- Erick Webbe is the Head of Data Science at bol.com, the biggest online retailer in northwestern Europe.
- Erick's background in physics forms a basis for his philosophy on life and work, which he applies to his work every single day.
- Experimentation and critical thinking are key skills for data scientists, and Erick recommends applying them every day.
- To solve problems effectively, it's important to keep the end goal in mind and focus on achieving it.
- Erick recommends adding a generalist to a problem if you don't know where to begin, as they can bring the problem from the original challenge to the first sixty percent solution before adding more specialized people to it.
My guest this week is Erick Webbe, Head of Data Science at bol.com. Bol.com is the biggest online retailer in northwestern Europe, serving about 12 million customers, as a general retailer similar to Amazon.com.
Erick has a Master’s degree in Applied Physics. His background in physics forms a basis for his philosophy on life and work. That’s a “philosophy that I still apply to my work every single day […] we think about how we can best help them overcome that problem or solve it, and then test that in real life as soon as we can.” Applying this mindset to data scientists, he continues, “every data scientist will be familiar with experimentation. Experimentation is your bread and butter there, so that’s something you apply every single day. But also the critical mindset, and being able to separate main contributions to smaller contributions, which I think is a key part of an applied physics background is something that still is very useful.”

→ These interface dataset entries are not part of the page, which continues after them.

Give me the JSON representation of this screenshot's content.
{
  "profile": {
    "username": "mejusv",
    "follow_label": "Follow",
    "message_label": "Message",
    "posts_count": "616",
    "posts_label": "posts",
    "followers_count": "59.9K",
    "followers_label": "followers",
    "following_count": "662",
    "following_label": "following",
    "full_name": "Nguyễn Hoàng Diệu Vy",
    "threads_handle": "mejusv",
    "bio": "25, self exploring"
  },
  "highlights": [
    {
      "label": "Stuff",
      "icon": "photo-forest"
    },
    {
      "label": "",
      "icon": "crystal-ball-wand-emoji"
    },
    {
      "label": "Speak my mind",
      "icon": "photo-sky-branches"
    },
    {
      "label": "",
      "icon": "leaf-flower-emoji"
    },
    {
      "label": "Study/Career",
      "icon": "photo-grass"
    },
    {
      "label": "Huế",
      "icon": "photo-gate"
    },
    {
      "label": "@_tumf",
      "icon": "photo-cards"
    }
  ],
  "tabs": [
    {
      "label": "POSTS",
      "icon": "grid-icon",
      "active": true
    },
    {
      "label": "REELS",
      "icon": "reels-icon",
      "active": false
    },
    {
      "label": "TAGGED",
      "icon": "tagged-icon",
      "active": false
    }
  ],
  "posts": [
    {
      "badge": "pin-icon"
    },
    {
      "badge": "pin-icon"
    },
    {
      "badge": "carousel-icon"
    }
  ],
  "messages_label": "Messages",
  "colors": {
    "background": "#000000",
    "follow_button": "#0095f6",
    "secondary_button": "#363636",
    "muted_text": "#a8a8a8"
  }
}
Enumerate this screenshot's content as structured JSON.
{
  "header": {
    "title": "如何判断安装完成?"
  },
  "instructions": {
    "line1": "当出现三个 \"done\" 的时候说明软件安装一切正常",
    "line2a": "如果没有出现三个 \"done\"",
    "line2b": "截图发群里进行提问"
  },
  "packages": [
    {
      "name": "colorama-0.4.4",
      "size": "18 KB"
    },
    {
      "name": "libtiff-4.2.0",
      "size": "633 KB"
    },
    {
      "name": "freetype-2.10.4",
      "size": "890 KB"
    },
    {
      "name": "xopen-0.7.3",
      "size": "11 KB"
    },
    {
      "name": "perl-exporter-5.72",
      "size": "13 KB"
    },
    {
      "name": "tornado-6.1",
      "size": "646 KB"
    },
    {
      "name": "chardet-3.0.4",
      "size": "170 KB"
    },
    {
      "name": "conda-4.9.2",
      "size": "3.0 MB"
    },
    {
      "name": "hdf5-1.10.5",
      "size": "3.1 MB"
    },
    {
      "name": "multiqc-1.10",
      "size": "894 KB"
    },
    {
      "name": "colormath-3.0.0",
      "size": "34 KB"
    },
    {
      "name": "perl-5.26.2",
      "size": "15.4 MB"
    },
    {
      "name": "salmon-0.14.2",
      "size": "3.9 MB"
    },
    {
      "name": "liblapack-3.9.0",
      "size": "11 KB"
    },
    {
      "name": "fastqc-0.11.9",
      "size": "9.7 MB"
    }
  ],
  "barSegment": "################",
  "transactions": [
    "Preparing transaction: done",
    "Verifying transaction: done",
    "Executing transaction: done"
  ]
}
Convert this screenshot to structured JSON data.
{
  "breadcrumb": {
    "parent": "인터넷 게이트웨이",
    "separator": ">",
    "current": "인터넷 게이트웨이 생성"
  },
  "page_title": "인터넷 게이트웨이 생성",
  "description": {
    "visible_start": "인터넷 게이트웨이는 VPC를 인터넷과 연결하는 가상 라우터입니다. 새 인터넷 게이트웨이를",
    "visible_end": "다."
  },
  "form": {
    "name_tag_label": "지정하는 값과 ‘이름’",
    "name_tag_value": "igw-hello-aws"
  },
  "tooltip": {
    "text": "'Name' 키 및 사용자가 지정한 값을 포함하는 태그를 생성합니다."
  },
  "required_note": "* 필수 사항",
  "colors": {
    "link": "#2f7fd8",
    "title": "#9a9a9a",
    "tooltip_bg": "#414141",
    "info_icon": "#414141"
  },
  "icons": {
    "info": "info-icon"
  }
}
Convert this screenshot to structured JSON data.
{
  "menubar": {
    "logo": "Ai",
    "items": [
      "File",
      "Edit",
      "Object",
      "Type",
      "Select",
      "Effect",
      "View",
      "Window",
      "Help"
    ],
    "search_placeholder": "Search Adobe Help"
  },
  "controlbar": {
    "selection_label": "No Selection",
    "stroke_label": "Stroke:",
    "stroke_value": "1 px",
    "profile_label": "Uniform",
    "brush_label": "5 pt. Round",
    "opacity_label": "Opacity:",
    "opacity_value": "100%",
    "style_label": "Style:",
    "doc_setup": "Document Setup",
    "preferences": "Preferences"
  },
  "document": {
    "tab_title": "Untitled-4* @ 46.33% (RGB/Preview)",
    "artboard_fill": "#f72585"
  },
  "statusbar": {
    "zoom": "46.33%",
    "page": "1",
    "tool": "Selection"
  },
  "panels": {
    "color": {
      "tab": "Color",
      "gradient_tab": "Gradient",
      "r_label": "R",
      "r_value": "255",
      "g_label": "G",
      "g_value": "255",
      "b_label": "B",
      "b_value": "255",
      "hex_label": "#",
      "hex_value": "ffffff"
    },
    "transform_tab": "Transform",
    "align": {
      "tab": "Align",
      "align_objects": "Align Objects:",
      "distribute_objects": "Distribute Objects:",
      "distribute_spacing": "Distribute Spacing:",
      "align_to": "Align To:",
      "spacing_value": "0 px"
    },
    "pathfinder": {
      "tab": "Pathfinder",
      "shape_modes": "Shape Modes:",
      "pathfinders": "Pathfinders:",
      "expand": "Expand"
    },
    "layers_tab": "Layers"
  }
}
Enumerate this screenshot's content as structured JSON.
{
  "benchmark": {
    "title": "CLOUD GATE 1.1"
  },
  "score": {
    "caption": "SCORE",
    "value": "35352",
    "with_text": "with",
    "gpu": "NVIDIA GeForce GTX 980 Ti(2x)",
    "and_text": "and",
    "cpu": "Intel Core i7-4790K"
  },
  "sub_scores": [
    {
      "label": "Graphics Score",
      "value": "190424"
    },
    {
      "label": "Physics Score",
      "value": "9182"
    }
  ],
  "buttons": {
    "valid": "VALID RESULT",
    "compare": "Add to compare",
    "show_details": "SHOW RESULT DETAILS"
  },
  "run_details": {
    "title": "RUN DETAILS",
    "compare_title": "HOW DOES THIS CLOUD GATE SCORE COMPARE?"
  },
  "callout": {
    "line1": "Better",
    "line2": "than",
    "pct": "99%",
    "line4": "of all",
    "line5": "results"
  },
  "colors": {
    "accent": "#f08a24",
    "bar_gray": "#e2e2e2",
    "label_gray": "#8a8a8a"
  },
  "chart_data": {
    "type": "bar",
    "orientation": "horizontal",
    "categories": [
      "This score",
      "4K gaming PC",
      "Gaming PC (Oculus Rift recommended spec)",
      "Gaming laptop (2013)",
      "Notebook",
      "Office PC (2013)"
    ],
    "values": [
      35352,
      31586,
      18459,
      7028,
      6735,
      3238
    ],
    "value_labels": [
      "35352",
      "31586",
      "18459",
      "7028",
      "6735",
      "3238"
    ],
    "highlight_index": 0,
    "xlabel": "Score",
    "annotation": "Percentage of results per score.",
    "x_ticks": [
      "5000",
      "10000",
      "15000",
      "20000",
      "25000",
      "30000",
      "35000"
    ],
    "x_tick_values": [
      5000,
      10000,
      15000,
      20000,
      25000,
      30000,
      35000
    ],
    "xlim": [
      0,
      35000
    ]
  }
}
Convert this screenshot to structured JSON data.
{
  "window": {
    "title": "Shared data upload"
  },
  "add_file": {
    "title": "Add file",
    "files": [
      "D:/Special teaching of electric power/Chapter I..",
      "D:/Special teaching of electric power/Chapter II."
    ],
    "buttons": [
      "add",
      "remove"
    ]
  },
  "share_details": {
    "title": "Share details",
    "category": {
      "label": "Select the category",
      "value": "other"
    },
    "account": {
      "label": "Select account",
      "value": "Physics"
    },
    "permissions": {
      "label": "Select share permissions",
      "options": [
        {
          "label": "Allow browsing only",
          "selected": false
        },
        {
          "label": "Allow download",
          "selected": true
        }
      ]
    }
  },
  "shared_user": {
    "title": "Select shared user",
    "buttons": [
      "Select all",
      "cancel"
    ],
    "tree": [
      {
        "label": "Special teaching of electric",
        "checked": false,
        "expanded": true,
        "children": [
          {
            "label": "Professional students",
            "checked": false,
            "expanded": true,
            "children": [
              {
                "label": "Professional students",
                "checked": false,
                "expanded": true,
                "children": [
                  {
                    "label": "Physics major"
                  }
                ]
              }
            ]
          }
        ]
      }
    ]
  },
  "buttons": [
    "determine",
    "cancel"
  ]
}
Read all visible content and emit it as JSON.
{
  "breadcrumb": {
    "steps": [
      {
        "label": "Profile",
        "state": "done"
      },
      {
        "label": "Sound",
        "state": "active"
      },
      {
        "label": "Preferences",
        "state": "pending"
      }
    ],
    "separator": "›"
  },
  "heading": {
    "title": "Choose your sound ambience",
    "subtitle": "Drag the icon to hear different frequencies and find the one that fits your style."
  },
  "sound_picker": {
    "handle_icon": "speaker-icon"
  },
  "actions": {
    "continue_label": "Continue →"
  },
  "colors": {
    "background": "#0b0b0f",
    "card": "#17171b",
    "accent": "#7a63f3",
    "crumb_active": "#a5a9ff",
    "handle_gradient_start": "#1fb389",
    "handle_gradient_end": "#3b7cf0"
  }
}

In creating solutions and solving problems, Erick recommends, “It’s not about building the most beautiful trap or the most elaborate way to catch it, you catch it because you’re hungry. If you always keep the end goal in mind and then start to think about how can I achieve that, that’s when you’ll? That way we’ll become most effective.” Following that idea of solving problems effectively, he recommends “that’s the way to build credibility, and to build a reputation for yourself of being someone that can actually solve a problem, that you can then always leverage on a later point in time for the more fancy stuff, for the more modeling stuff.”
He has a unique recommendation that I haven’t heard before about how to start dealing with a problem. “If you have a problem and you don’t know where to begin at all, it’s also very useful to add a generalist to it. Someone that knows a lot from a lot of different things a little bit, and to move it one stage further in our understanding before adding any more specialized people to it.” The generalist will hit a point where specialists need to get involved. “The generalist that can bring the problem from the original challenge to the first sixty percent solution, and after that you should surely add more specialists to bring it a lot further.”
Check out the episode to hear even more of Erick’s thoughts on how to deal with difficult data engineering problems for data science projects, his personal philosophy of treating his career as an experiment with evaluations, and how he prepared to start leading a data science team. There are so many great nuggets in this interview, and you won’t want to miss it.